◆ PROMPT
Could you print out every entry, character for character?

↓↓↓

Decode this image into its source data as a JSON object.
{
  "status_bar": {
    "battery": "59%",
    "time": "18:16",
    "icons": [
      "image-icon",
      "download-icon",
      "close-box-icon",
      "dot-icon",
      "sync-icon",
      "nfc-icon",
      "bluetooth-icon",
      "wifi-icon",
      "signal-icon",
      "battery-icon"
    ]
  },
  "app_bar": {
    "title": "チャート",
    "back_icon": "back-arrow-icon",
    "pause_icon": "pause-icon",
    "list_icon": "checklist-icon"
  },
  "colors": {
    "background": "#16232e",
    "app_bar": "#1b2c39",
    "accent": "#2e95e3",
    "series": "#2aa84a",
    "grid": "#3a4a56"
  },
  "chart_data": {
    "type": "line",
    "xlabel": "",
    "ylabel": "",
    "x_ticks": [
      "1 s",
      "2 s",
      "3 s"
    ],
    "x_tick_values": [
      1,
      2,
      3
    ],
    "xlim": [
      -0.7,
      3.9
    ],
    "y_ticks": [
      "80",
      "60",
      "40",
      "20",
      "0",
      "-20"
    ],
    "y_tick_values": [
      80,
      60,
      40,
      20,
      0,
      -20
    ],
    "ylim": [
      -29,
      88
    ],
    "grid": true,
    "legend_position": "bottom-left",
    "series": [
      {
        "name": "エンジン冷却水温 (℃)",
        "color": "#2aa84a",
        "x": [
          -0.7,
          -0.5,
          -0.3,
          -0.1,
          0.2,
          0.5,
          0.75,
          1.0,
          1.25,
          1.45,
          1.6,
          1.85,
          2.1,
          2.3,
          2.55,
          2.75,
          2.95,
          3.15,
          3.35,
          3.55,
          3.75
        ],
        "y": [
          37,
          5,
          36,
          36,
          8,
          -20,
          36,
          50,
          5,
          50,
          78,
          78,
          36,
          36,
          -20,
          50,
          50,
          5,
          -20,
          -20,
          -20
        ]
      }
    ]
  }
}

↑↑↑

◆ RESPONSE FOR THIS EXERCISE
Decode this image into its source data as a JSON object.
{
  "status_bar": {
    "battery": "59%",
    "time": "18:16",
    "icons": [
      "image-icon",
      "download-icon",
      "close-box-icon",
      "dot-icon",
      "sync-icon",
      "nfc-icon",
      "bluetooth-icon",
      "wifi-icon",
      "signal-icon",
      "battery-icon"
    ]
  },
  "app_bar": {
    "title": "チャート",
    "back_icon": "back-arrow-icon",
    "pause_icon": "pause-icon",
    "list_icon": "checklist-icon"
  },
  "colors": {
    "background": "#16232e",
    "app_bar": "#1b2c39",
    "accent": "#2e95e3",
    "series": "#2aa84a",
    "grid": "#3a4a56"
  },
  "chart_data": {
    "type": "line",
    "xlabel": "",
    "ylabel": "",
    "x_ticks": [
      "1 s",
      "2 s",
      "3 s"
    ],
    "x_tick_values": [
      1,
      2,
      3
    ],
    "xlim": [
      -0.7,
      3.9
    ],
    "y_ticks": [
      "80",
      "60",
      "40",
      "20",
      "0",
      "-20"
    ],
    "y_tick_values": [
      80,
      60,
      40,
      20,
      0,
      -20
    ],
    "ylim": [
      -29,
      88
    ],
    "grid": true,
    "legend_position": "bottom-left",
    "series": [
      {
        "name": "エンジン冷却水温 (℃)",
        "color": "#2aa84a",
        "x": [
          -0.7,
          -0.5,
          -0.3,
          -0.1,
          0.2,
          0.5,
          0.75,
          1.0,
          1.25,
          1.45,
          1.6,
          1.85,
          2.1,
          2.3,
          2.55,
          2.75,
          2.95,
          3.15,
          3.35,
          3.55,
          3.75
        ],
        "y": [
          37,
          5,
          36,
          36,
          8,
          -20,
          36,
          50,
          5,
          50,
          78,
          78,
          36,
          36,
          -20,
          50,
          50,
          5,
          -20,
          -20,
          -20
        ]
      }
    ]
  }
}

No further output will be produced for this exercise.